Treatment-Free Intervals Improve Quality Of Life For Multiple Myeloma Patients – A recent survey of multiple myeloma patients in the United Kingdom shows that patients in their first treatment-free interval and those experiencing a longer treatment-free interval enjoy better quality of life as compared to patients in other phases of treatment. The investigators believe these results may help doctors and patients make treatment decisions, especially when considering extended treatment plans.

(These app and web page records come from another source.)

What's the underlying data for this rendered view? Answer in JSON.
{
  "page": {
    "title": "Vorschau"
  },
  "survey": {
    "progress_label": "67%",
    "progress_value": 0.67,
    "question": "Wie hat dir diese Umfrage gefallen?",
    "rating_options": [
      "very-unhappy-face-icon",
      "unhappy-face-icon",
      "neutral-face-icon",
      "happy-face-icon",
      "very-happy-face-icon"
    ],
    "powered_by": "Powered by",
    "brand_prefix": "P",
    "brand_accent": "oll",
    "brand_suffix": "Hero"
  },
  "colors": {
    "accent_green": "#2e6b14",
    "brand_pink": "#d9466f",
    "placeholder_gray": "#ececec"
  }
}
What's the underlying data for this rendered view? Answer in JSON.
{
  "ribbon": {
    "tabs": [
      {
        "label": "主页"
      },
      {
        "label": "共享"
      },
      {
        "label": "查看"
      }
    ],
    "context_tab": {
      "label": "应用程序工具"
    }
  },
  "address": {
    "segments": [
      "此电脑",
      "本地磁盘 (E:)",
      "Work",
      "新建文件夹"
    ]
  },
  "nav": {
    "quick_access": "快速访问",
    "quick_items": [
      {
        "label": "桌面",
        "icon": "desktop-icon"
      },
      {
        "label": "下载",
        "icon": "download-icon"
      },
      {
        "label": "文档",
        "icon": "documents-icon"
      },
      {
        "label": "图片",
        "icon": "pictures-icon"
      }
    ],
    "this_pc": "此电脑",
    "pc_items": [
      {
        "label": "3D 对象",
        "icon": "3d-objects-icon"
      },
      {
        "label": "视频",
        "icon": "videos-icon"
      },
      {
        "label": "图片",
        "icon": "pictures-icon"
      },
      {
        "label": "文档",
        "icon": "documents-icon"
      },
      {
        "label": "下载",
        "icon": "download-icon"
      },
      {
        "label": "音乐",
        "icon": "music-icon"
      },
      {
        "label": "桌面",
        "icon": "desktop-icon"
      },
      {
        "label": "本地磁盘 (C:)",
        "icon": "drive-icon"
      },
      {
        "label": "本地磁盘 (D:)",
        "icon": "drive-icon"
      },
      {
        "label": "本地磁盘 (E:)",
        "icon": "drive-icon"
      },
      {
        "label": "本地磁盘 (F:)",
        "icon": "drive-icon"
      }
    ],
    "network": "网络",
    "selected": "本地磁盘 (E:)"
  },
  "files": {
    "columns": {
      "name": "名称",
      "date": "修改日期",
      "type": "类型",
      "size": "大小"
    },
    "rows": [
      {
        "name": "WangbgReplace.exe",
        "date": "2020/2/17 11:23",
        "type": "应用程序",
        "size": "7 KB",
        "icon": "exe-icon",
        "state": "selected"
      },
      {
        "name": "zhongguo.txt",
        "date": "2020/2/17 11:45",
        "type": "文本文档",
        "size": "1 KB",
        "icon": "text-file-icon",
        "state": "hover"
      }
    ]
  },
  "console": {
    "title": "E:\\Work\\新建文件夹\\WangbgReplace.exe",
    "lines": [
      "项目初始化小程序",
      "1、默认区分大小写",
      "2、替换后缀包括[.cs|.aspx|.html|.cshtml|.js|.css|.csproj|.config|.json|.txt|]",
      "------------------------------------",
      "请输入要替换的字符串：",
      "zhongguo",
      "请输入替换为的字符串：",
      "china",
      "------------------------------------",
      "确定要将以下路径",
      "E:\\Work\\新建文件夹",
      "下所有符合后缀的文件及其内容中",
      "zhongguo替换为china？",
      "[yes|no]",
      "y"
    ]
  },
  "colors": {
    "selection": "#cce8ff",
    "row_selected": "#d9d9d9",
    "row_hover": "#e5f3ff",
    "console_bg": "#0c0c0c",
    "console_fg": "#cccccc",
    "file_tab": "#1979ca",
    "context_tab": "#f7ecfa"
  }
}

For more information, please refer to the study in Supportive Care in Cancer (abstract).
Phase 1 Trial Of All-Oral Rocilinostat-Revlimid-Dexamethasone Combo Begins – Acetylon Pharmaceuticals announced last week the initiation of a Phase 1b clinical trial of rocilinostat (ACY-1215) in combination with Revlimid (lenalidomide) and dexamethasone (Decadron) for the treatment of patients with relapsed or refractory multiple myeloma. Rocilinostat is an oral treatment that belongs to a family of anti-cancer drugs called HDAC inhibitors. Other HDAC inhibitors under investigation for multiple myeloma include Zolinza (vorinostat) and panobinostat. Acetylon believes that rocilinostat could produce fewer side effects than other non-specific HDAC inhibitors, as it selectively inhibits the enzyme HDAC6. The primary aim of the trial is to establish an optimal dose of rocilinostat over a 28-day treatment cycle and to assess the potential anti-myeloma activity of the three-drug combination. In addition, Acetylon is enrolling patients for a Phase 1/2 trial of rocilinostat in combination with Velcade (bortezomib) and dexamethasone in patients with relapsed or refractory myeloma. For more information on both trials, please see the Acetylon press release and the U.S. clinical trial registry.
Lucatumumab Shows Modest Activity As Single Agent In Relapsed/Refractory Myeloma – Results from a recent Phase 1 study indicate that lucatumumab, an antibody developed by Novartis, is well tolerated in relapsed or refractory myeloma patients; however, the compound only showed modest activity in the study participants. Specifically, 4 percent of patients maintained a partial response for a period of eight months or longer, and 43 percent maintained stable disease. The most common severe side effects included anemia (7 percent), chills (7 percent), and fever (7 percent). Side effects severe enough to limit drug dosage were seen in about 10 percent of patients. Based on these results, the researchers recommend that lucatumumab be tested in combination with other anti-myeloma drugs. For more information, please see the study in the British Journal of Hematology (abstract).
Viracept-Velcade Combo Kills Myeloma Cells Better Than Either Drug Alone – Researchers at the National Cancer Institute have found that a combination of the anti-HIV drug Viracept (nelfinavir) and Velcade kills myeloma cells better than either drug alone in a preclinical study. Viracept belongs to a class of drugs called protease inhibitors and was approved by the FDA to treat HIV in 1997. Both Viracept and Velcade limit a cell’s ability to chop up and discard unwanted proteins. Simultaneous treatment with both drugs resulted in an accumulation of such unwanted proteins in the cell, eventually resulting in cell death. For more information, please refer to the study in Cell Death and Disease.